> [Assignment]:
Could you reproduce the entries exactly, omitting every picture?

> [Items from a data source]:
──────────────────────────────
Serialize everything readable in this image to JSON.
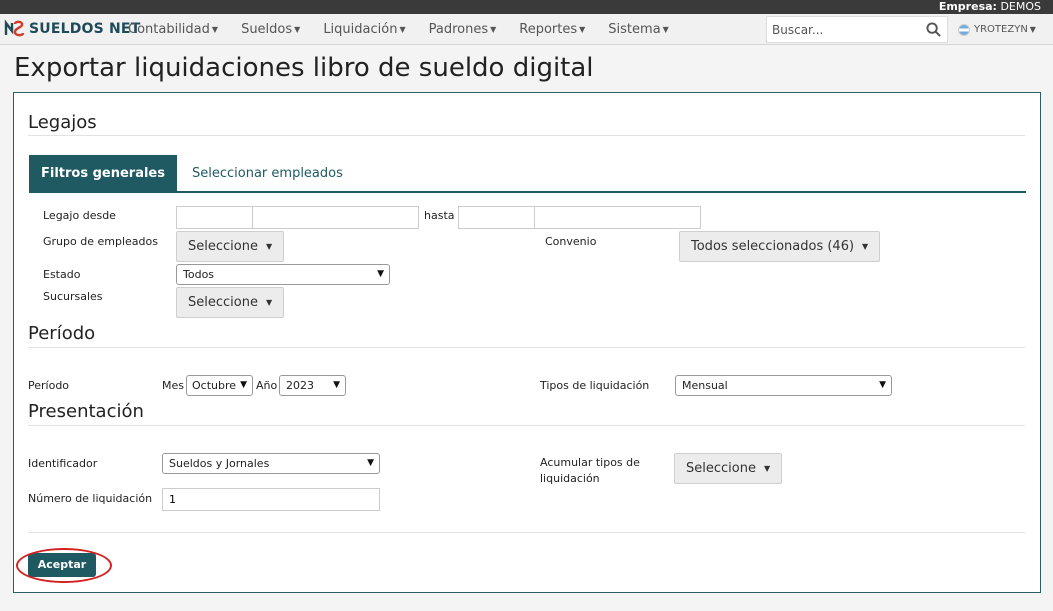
{
  "topbar": {
    "company_label": "Empresa:",
    "company_value": "DEMOS"
  },
  "nav": {
    "brand": "SUELDOS NET",
    "menu": [
      "Contabilidad",
      "Sueldos",
      "Liquidación",
      "Padrones",
      "Reportes",
      "Sistema"
    ],
    "search_placeholder": "Buscar...",
    "user": "YROTEZYN"
  },
  "page": {
    "title": "Exportar liquidaciones libro de sueldo digital"
  },
  "legajos": {
    "title": "Legajos",
    "tabs": [
      "Filtros generales",
      "Seleccionar empleados"
    ],
    "legajo_desde_label": "Legajo desde",
    "hasta_label": "hasta",
    "grupo_label": "Grupo de empleados",
    "grupo_value": "Seleccione",
    "convenio_label": "Convenio",
    "convenio_value": "Todos seleccionados (46)",
    "estado_label": "Estado",
    "estado_value": "Todos",
    "sucursales_label": "Sucursales",
    "sucursales_value": "Seleccione"
  },
  "periodo": {
    "title": "Período",
    "label": "Período",
    "mes_label": "Mes",
    "mes_value": "Octubre",
    "anio_label": "Año",
    "anio_value": "2023",
    "tipos_label": "Tipos de liquidación",
    "tipos_value": "Mensual"
  },
  "presentacion": {
    "title": "Presentación",
    "identificador_label": "Identificador",
    "identificador_value": "Sueldos y Jornales",
    "acumular_label_1": "Acumular tipos de",
    "acumular_label_2": "liquidación",
    "acumular_value": "Seleccione",
    "numero_label": "Número de liquidación",
    "numero_value": "1"
  },
  "actions": {
    "accept": "Aceptar"
  },
  "colors": {
    "primary": "#1f5a62",
    "highlight_ring": "#d42222"
  }
}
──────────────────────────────
> [Answer to this exercise]:
Serialize everything readable in this image to JSON.
{
  "topbar": {
    "company_label": "Empresa:",
    "company_value": "DEMOS"
  },
  "nav": {
    "brand": "SUELDOS NET",
    "menu": [
      "Contabilidad",
      "Sueldos",
      "Liquidación",
      "Padrones",
      "Reportes",
      "Sistema"
    ],
    "search_placeholder": "Buscar...",
    "user": "YROTEZYN"
  },
  "page": {
    "title": "Exportar liquidaciones libro de sueldo digital"
  },
  "legajos": {
    "title": "Legajos",
    "tabs": [
      "Filtros generales",
      "Seleccionar empleados"
    ],
    "legajo_desde_label": "Legajo desde",
    "hasta_label": "hasta",
    "grupo_label": "Grupo de empleados",
    "grupo_value": "Seleccione",
    "convenio_label": "Convenio",
    "convenio_value": "Todos seleccionados (46)",
    "estado_label": "Estado",
    "estado_value": "Todos",
    "sucursales_label": "Sucursales",
    "sucursales_value": "Seleccione"
  },
  "periodo": {
    "title": "Período",
    "label": "Período",
    "mes_label": "Mes",
    "mes_value": "Octubre",
    "anio_label": "Año",
    "anio_value": "2023",
    "tipos_label": "Tipos de liquidación",
    "tipos_value": "Mensual"
  },
  "presentacion": {
    "title": "Presentación",
    "identificador_label": "Identificador",
    "identificador_value": "Sueldos y Jornales",
    "acumular_label_1": "Acumular tipos de",
    "acumular_label_2": "liquidación",
    "acumular_value": "Seleccione",
    "numero_label": "Número de liquidación",
    "numero_value": "1"
  },
  "actions": {
    "accept": "Aceptar"
  },
  "colors": {
    "primary": "#1f5a62",
    "highlight_ring": "#d42222"
  }
}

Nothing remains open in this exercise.